After all, your daisy chain, especially with artificial lures, is how you’re supposed to RAISE fish, not catch them. Your setup doesn’t need to be sophisticated; just use it to troll, and watch carefully for any sailfish you might raise.
Even though they fight hard, sailfish aren’t considered fish to be fought on heavy tackle. Their energy usually flags quickly after their rapid bursts of show acrobatics like tail-walking on the water or charging flat out for 300 yards (toward or away from the boat!).
And since they’re gamefish that aren’t generally considered good eating, there’s a sporting aspect that lighter tackle will tire the fish out less and let them recover faster to provide you with another fight another day.

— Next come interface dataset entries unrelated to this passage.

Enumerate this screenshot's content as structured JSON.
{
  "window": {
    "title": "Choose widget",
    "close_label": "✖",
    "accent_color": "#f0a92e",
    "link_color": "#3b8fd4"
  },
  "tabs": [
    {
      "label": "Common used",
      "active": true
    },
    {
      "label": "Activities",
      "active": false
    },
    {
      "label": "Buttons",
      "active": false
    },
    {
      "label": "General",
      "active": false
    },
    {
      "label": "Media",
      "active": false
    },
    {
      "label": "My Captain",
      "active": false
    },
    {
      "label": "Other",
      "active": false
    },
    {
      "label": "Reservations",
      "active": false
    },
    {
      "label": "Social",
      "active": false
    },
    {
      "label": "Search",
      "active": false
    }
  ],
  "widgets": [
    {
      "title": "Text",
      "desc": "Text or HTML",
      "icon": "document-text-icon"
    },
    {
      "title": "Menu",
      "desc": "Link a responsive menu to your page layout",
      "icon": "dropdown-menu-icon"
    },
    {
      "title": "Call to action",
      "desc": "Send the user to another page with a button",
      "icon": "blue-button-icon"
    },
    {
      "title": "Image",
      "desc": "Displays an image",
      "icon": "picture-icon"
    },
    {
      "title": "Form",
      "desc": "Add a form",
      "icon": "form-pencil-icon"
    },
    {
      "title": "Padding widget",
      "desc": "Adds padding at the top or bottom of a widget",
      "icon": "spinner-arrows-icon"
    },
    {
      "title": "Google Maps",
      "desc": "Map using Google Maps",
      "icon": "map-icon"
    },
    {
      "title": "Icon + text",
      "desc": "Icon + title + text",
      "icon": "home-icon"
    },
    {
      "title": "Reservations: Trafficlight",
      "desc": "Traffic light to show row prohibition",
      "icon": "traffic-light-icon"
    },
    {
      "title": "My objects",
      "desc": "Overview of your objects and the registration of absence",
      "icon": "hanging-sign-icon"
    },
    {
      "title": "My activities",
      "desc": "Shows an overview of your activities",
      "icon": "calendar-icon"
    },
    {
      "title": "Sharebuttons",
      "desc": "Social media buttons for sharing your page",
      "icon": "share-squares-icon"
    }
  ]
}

Since we’ve covered the major points of how to rig a daisy chain to bring the sailfish to your boat, you might want a refresher where you should be once you’re geared up and ready to go.
If your sailfish adventures tend to take place on the Atlantic ocean, it’s said that the best time of year is the colder season (November through May) with January and February being the best months.
At that time the sailfish will be riding the ocean swells south, surfing their way to their winter grounds. And even though fighting a sailfish in rough weather might be one of the most exciting fishing that there is to be done, don’t forget that those sailfish bills mean business. It takes a savvy captain to get out of the way of a charging billfish and keep them on, no matter the climate.
One of the last, but most important fine points of how to rig a daisy chain to bring the sailfish to your boat. Have a good pair of gloves! They will protect you, your hands, and give you the safest way to hold up the sailfish of your dreams before you release to grow just a little bit bigger for your next trip. Happy fishing!